Treating an Underbite: What You Need to Know

An underbite is a condition that will create a bulldog-like appearance in the face and mouth. An underbite is also called prognathism or Class III malocclusion. This condition is due to the lower jaw being longer than the upper jaw. Some cases can be very severe and can cause the teeth to extend forward. On the other hand, other cases are mild and barely noticeable.

Unfortunately, underbites are considered more than just a cosmetic issue. While some cases will respond well to orthodontic treatment, others will require underbite surgery. When not treated accordingly with underbite surgery and orthodontics, malocclusion might cause complications including:

  • Face and mouth pain secondary to jaw misalignment
  • Difficulty chewing and biting food
  • Speaking challenges

Causes of Underbite

The way teeth are aligned can be affected by various factors. Typically, teeth grow in a way where the upper teeth fit a little over the lower teeth. The wide and flat teeth located at the back of the mouth (more commonly known as the molars) should fit into one another. Proper alignment of the tooth can help ensure you don’t bite your tongue or lips when eating. Underbite can be caused by any of the following:


Tumors on the mouth or the jawbones can cause the bones in the jaw to protrude, resulting in an underbite


Some facial injuries can cause permanent damage to the jawbones. While broken jawbones can be repaired, in some cases, they would no longer fit together accordingly after the surgical realignment. This can also result in an underbite.


In many cases, an underbite can be caused by genetics. This means if someone in your family has an underbite, you are also likely to develop one. Genetics is also a huge factor that can affect an individual’s tooth and jaw size and shape.

An underbite can also develop when the teeth are abnormally shaped, very close together, or impacted. Certain defects like cleft palate or lip can also appear at birth. These conditions have been known to contribute to malocclusion.

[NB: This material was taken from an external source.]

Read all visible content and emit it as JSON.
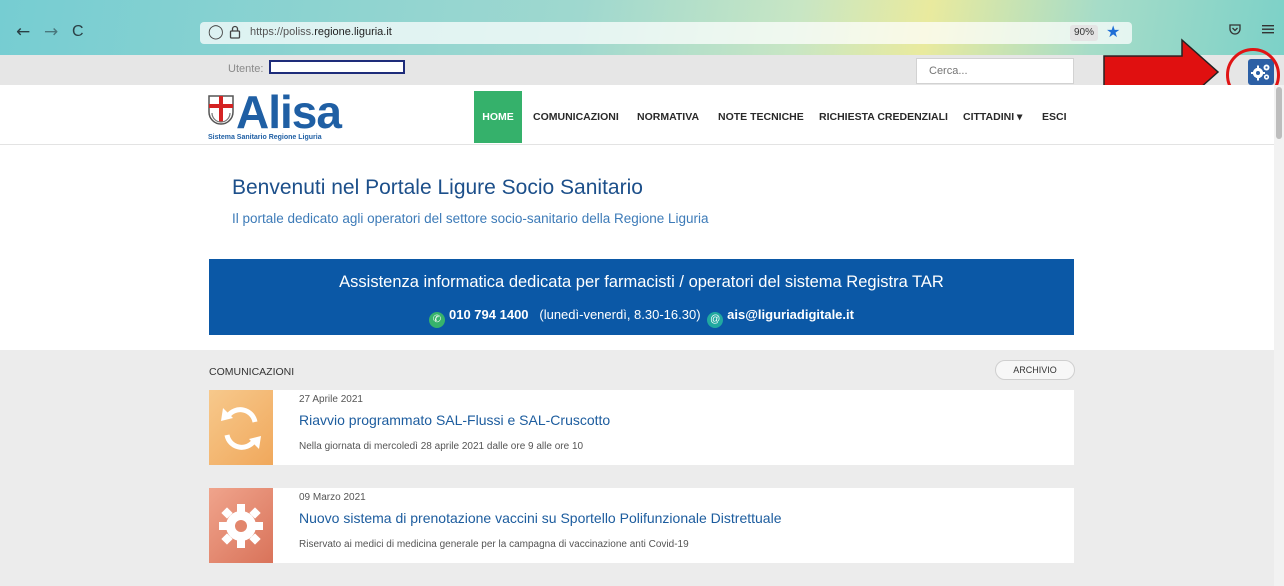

Childhood Habits

Some childhood habits can increase one’s risk for developing dental misalignments like an underbite. Some of the contributing factors can include:

  • Long-term bottle feeding (beyond the infant years)
  • Thumb sucking
  • Use of pacifier in children over 3 years old
  • Pushing on the teeth using the tongue

Treatment Options for Underbites

Many people don’t have teeth that are perfectly aligned. In most cases, minor teeth misalignments won’t require any medical intervention. Some of the possible treatment options for underbites include:

At-Home Treatment

Flossing and brushing the teeth regularly alongside regular dental visits are considered an integral part of proper oral care. However, those with underbites need to go beyond the routine oral care to ensure further decay and damage are avoided.

Part of your special oral routine can include biting with the lower incisors on a wooden spatula placed against the palate. This method may help mitigate the discrepancy between the upper and lower jaws in a growing child.

Non-surgical Treatment

Non-surgical treatment can help significantly to improve the appearance of underbites. In minor cases, plastic or wire braces may be recommended to help the teeth move into their proper places.

Removing one (or more) teeth found on the lower jaw may also help improve the appearance of an underbite. In severe cases, surgery might be recommended to correct the problem.

Underbite Surgery

Oral and Maxillofacial Surgeons can correct underbites through surgery. Some underbite surgeries will involve shortening the lower jaw or lengthening the upper jaw. In some instances, plates, screws, and wires may be used to maintain the jaw’s proper shape.